Fans have been worried about being shut out of Southern California, but one Oregon coach — one can assume it was Chip Kelly — spoke to Scott and said, “No problem, we plan on making the championship game every year.”

For those who can’t wait to see the schedule, Scott said, “The exact schedule will take about 30 days to come out. Thirty to 45 days from now the schools will publish the exact 2011 schedule.”

The conference championship game will be played at the school with the best record that season. “Hosting is something you will earn by having the best overall conference record,” Scott said, noting that there will be tiebreakers in place if teams have equal records. They came to the decision based on the logistics needed for fans to book arrangements to get to a neutral site on short notice. The Pac-12 followed the model of the NFL, making the championship game merit-based.

While the weather in December isn’t delightful in the Northwest, Arizona State’s Michael Crow didn’t seem worried, saying, “This is football. Weather is a part of it.”

Scott expects the Pac-12 media deal to top $170 million a year and is focused on both money and other non-financial considerations. A Pac-12 network is on the way and will be discussed in the upcoming media negotiations.

It was clear Scott and the leadership of the conference took the fan experience and the tradition of the conference’s institutions into account when making all decisions. Many times, Scott mentioned the fans, the history of the rivalries and how much importance was placed on giving the fans a worthy product while maintaining the pieces that made the Pac-10 so great.

Finally, Scott addressed whether this was a permanent move or simply a step toward further expansion.

“You can plan on us being the Pac-12 for the foreseeable future.” he said, “I suspect the media deals will be quite long-term. All of our planning is around being the Pac-12.”

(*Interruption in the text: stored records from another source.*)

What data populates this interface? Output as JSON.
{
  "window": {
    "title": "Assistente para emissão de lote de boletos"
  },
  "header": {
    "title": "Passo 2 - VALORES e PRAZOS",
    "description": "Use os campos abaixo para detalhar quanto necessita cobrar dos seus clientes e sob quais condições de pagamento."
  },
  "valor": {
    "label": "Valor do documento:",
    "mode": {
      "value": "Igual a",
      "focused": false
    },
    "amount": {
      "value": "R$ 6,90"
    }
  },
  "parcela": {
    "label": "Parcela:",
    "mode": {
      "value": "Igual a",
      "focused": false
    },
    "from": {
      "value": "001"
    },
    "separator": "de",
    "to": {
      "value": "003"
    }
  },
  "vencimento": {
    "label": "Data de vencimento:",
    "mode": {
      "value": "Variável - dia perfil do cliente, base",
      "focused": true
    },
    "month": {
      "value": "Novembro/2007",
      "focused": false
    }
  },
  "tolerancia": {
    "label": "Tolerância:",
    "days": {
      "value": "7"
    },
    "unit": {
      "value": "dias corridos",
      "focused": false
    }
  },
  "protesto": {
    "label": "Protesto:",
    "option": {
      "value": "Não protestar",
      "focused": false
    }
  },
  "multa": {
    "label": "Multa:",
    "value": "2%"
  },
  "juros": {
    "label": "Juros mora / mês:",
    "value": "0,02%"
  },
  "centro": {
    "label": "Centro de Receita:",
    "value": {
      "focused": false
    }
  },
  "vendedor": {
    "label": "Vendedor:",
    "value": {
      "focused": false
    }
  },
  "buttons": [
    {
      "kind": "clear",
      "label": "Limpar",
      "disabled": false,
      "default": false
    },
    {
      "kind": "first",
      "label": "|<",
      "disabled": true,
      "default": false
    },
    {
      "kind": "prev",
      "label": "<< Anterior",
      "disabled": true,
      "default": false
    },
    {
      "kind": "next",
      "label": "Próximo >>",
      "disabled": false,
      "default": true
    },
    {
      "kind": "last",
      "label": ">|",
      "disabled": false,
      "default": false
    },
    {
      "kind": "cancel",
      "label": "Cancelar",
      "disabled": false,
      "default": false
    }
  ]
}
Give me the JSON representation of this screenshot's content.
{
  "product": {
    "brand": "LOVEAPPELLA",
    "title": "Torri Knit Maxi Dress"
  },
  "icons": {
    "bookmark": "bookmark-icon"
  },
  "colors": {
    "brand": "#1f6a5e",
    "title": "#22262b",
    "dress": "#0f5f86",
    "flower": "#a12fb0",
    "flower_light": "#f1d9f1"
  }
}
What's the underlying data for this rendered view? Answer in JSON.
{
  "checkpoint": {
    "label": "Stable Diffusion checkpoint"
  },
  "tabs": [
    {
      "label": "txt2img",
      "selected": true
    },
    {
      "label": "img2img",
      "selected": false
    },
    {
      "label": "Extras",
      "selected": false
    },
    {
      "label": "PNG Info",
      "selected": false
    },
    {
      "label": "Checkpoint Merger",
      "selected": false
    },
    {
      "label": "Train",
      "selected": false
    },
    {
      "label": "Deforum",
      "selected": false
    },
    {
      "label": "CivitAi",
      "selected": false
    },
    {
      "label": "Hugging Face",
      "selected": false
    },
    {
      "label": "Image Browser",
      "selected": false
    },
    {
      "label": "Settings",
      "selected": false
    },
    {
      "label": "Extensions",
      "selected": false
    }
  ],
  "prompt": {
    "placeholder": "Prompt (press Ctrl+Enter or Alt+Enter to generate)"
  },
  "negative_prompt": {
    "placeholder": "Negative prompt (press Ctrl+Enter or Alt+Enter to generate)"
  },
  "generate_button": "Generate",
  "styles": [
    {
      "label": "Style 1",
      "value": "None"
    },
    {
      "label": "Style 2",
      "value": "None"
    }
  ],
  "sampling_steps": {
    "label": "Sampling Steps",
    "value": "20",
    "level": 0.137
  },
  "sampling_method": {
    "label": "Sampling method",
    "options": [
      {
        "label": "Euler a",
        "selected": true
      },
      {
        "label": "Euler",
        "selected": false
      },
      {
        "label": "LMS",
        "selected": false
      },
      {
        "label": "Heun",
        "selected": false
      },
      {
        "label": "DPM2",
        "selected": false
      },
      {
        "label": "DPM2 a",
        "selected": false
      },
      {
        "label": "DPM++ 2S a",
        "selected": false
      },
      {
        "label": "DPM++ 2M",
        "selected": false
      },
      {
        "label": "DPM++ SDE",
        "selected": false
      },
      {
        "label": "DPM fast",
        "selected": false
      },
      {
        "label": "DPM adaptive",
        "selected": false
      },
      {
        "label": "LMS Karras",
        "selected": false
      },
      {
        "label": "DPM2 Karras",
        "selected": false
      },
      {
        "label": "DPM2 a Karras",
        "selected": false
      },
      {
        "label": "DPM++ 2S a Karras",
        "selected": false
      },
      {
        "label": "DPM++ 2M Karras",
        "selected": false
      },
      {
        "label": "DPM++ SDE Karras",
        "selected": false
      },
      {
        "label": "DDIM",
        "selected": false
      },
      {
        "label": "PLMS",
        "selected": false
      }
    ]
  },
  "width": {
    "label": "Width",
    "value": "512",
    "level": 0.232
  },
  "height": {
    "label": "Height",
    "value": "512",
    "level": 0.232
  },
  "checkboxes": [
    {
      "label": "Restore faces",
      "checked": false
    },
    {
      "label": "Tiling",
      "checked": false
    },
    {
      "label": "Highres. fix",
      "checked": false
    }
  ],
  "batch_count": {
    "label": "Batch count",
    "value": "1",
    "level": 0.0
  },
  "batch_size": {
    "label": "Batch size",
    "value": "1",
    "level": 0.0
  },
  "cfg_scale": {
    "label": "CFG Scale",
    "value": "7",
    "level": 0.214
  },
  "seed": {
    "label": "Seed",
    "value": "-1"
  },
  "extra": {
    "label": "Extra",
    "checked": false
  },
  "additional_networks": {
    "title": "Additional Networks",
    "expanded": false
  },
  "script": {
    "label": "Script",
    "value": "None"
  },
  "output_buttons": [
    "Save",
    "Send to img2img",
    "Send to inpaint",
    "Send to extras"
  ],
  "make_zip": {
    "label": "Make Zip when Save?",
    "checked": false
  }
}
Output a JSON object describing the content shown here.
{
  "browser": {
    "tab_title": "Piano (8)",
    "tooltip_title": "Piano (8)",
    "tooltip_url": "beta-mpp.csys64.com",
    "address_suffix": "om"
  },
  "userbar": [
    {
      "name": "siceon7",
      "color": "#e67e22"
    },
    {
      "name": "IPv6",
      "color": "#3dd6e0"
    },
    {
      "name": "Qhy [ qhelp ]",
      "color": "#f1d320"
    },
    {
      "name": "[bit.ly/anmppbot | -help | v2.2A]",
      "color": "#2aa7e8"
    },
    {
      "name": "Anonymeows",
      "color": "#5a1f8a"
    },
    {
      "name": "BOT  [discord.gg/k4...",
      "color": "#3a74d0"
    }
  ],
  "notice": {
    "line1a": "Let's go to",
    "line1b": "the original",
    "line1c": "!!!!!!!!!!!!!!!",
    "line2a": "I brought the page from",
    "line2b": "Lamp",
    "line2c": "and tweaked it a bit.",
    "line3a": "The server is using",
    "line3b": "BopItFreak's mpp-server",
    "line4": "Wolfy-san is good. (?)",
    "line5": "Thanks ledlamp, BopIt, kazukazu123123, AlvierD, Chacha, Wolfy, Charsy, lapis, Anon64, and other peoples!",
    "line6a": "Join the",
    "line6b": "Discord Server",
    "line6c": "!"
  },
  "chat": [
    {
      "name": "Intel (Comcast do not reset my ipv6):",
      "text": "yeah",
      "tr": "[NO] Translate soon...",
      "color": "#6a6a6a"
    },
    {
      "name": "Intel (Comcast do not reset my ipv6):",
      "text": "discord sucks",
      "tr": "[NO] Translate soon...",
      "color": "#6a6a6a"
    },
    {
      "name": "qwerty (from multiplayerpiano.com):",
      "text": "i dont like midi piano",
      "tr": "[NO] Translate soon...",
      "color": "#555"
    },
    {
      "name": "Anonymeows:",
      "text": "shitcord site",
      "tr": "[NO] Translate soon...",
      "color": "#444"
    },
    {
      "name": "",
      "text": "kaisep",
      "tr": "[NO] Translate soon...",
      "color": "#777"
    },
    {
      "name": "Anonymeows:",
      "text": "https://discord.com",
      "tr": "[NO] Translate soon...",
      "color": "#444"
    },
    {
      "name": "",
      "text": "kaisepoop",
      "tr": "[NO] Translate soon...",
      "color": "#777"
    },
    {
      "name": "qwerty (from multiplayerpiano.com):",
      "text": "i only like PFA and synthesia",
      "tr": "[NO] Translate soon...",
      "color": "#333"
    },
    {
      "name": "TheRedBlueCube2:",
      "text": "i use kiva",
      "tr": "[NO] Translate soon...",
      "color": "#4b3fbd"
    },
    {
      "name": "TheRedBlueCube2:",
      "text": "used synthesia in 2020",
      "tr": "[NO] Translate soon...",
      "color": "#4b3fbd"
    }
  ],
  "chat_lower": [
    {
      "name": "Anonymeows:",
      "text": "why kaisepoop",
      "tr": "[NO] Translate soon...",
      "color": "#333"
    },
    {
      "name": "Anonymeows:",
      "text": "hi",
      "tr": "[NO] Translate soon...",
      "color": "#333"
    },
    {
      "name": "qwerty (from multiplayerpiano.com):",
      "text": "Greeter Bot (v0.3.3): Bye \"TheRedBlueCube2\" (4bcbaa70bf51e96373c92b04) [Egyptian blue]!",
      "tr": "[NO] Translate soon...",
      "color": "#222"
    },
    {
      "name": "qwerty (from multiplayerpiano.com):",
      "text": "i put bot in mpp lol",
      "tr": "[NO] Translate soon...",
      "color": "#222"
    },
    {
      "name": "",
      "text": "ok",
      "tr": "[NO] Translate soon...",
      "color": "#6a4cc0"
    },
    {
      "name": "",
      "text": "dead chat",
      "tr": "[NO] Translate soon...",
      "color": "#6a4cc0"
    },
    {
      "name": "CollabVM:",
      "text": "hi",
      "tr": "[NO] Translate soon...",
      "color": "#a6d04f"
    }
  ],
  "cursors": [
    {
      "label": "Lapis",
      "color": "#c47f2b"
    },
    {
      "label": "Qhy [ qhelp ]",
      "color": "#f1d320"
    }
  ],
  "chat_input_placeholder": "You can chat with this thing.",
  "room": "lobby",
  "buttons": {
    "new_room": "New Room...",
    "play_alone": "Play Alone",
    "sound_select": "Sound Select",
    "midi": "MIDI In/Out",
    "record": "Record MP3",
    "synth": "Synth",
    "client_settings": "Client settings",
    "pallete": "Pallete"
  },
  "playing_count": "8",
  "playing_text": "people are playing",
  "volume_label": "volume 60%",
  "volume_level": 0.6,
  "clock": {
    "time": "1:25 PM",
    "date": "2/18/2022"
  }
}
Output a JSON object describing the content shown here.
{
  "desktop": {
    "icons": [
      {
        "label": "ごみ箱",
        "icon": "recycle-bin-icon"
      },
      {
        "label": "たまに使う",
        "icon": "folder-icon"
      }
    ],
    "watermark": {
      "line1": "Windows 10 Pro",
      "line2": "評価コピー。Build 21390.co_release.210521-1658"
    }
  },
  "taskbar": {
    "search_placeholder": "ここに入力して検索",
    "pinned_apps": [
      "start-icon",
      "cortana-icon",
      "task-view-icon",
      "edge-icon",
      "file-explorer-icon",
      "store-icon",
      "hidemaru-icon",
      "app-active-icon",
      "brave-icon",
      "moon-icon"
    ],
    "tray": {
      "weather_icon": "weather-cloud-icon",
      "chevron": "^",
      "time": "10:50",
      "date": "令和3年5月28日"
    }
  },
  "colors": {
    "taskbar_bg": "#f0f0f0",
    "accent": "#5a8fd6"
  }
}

If the conferences do continue to expand, Scott feels the Pac-12 “will be in an extremely good position going forward.”